Max Scherzer will pitch the series opener. (Jonathan Newton/The Washington Post)

The Washington Nationals are a team in relative crisis, no longer able to hide behind the “it’s early” mantra, not looking like a team ready to turn it around before it’s too late. Something has to change: After losing three of four to the Phillies and after not scoring a run in two games against Tampa, they are six games out of first place in the National League East, three games out of second, and just barely over .500 at 42-40.

For reference, the Red Sox are tied for first place in the American League East at 27 games over .500. The Nationals would have a 13-game lead in their division with a record like that. Though the Yankees trounced the Red Sox, 11-1, Sunday night, Boston hardly arrives in Washington reeling. Given two beatable teams last week, the Nationals could not steady themselves. Things will not get easier.


No team in the majors has scored more runs than the Red Sox. Only the Yankees have a better team OPS. They enter this week’s series second in the majors in home runs with 120. The Nationals, by comparison, have hit 93.

Their dynamic young outfielder, Mookie Betts, leads the majors with a .339 average. J.D. Martinez is a sudden triple crown threat with a league-leading 25 homers and a .324 average. Betts and Martinez are first and third in the majors in OPS, respectively. The highest-ranked National, Anthony Rendon, is 19th.

The Red Sox have pitched well enough this season, too. Their 3.83 rotation ERA is two-tenths of a run behind the Nationals’, which grew last month. Their bullpen, which features Craig Kimbrel at the end of it all, has the third-best bullpen ERA in the American League, 3.17. They have been tested in grueling battles with the Yankees and Astros, and they have won them. This team will not slide into a series loss easily, particularly to a team struggling as completely as the Nationals.


Over and over, the Nationals seem to break out as they did Friday night in a seven-home run battering of the Phillies. Then, they lost two games by one run, having gotten the tying run on base multiple times in each of them, only to squander their own rallies in a variety of ways.

No one in the Nationals’ clubhouse has ever panicked. It’s not the veterans’ style, though perhaps it will become so. They continue to lose close games over their inability to get the big hit when they need it. They have the ninth-lowest average in the majors with runners in scoring position and two outs, which isn’t always the best measure of a team’s ability to score runs, but does show that they are finding those big hits far less often than more successful teams. They also sit in the lower third of teams when it comes to average with a runner on third and less than two outs, the kind of situation they’ve been scuttling all week. Dave Martinez, Trea Turner and Adam Eaton all mentioned that the Nationals probably need to get something going now, that they have reached the point for urgency. The question remains, will urgency provide the big hit when they need it?


Because their starters are going five or six innings at a time, not six or seven as they were earlier in the season, the Nationals pushed their bullpen into an unsustainable workload on this road trip. They will return home having exhausted almost everyone available to get 7 1/3 innings Sunday and 3 1/3 innings Saturday and four innings Friday . . .

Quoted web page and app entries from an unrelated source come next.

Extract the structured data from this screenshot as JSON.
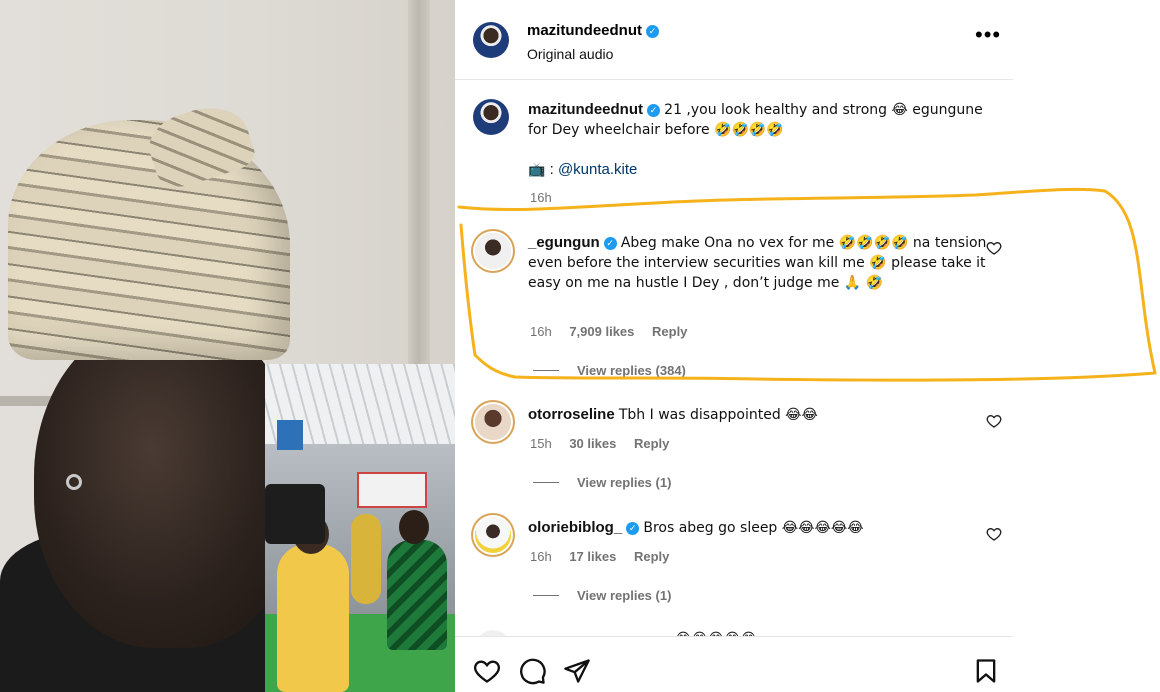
{
  "post": {
    "author": "mazitundeednut",
    "subtitle": "Original audio"
  },
  "caption": {
    "author": "mazitundeednut",
    "text": "21 ,you look healthy and strong 😂 egungune for Dey wheelchair before 🤣🤣🤣🤣",
    "credit_icon": "📺",
    "credit_sep": ":",
    "credit_handle": "@kunta.kite",
    "time": "16h"
  },
  "comments": [
    {
      "user": "_egungun",
      "verified": true,
      "text": "Abeg make Ona no vex for me 🤣🤣🤣🤣 na tension even before the interview securities wan kill me 🤣 please take it easy on me na hustle I Dey , don’t judge me 🙏 🤣",
      "time": "16h",
      "likes": "7,909 likes",
      "reply": "Reply",
      "view_replies": "View replies (384)"
    },
    {
      "user": "otorroseline",
      "verified": false,
      "text": "Tbh I was disappointed 😂😂",
      "time": "15h",
      "likes": "30 likes",
      "reply": "Reply",
      "view_replies": "View replies (1)"
    },
    {
      "user": "oloriebiblog_",
      "verified": true,
      "text": "Bros abeg go sleep 😂😂😂😂😂",
      "time": "16h",
      "likes": "17 likes",
      "reply": "Reply",
      "view_replies": "View replies (1)"
    }
  ],
  "partial_comment_emojis": "😂😂😂😂😂",
  "icons": {
    "like": "heart-icon",
    "comment": "comment-icon",
    "share": "share-icon",
    "save": "bookmark-icon",
    "more": "more-options-icon"
  },
  "colors": {
    "verified": "#1d9bf0",
    "highlight": "#f5b21b",
    "link": "#00376b",
    "muted": "#737373"
  }
}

If it is any consolation, the relievers tasked with carrying that load did not allow a run until Justin Miller, in his fourth inning of work in three days, surrendered what felt like an inevitable walk-off homer Sunday. He will not be available for a few days, and he might not be the only one.

They sent Sammy Solis to Syracuse this past weekend, a somewhat surprising move that left them without the man who has made more appearances for them than anyone else. They enter Monday’s game hopeful that Max Scherzer can carry the load for them as he always does, but pitch counts tend to mount against a lineup such as Boston’s. The Nationals have put pressure like this on Scherzer all season, and as the second half begins, they will need to lighten his load somehow, too — despite the fact that he has proven himself capable of handling it, over and over.

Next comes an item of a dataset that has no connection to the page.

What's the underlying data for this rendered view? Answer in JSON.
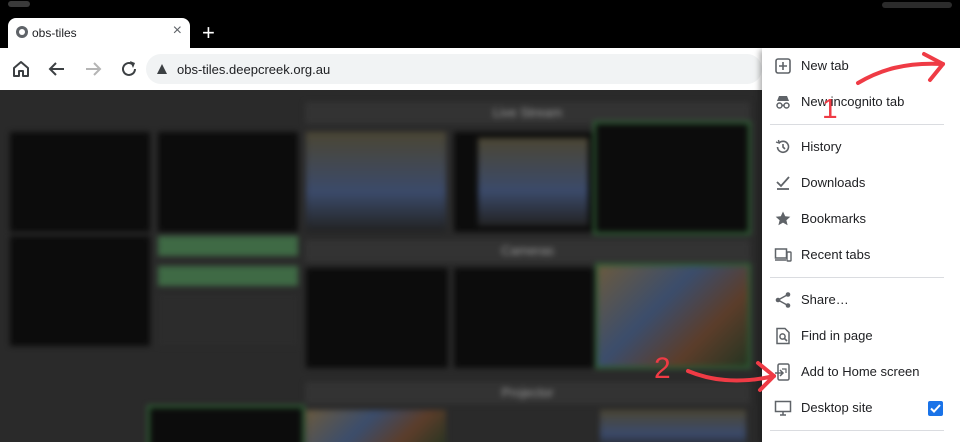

Mon.: RHP Rick Porcello vs. RHP Max Scherzer

Tues.: LHP Brian Johnson vs. RHP Tanner Roark

Weds.: LHP Eduardo Rodriguez vs. RHP Erick Fedde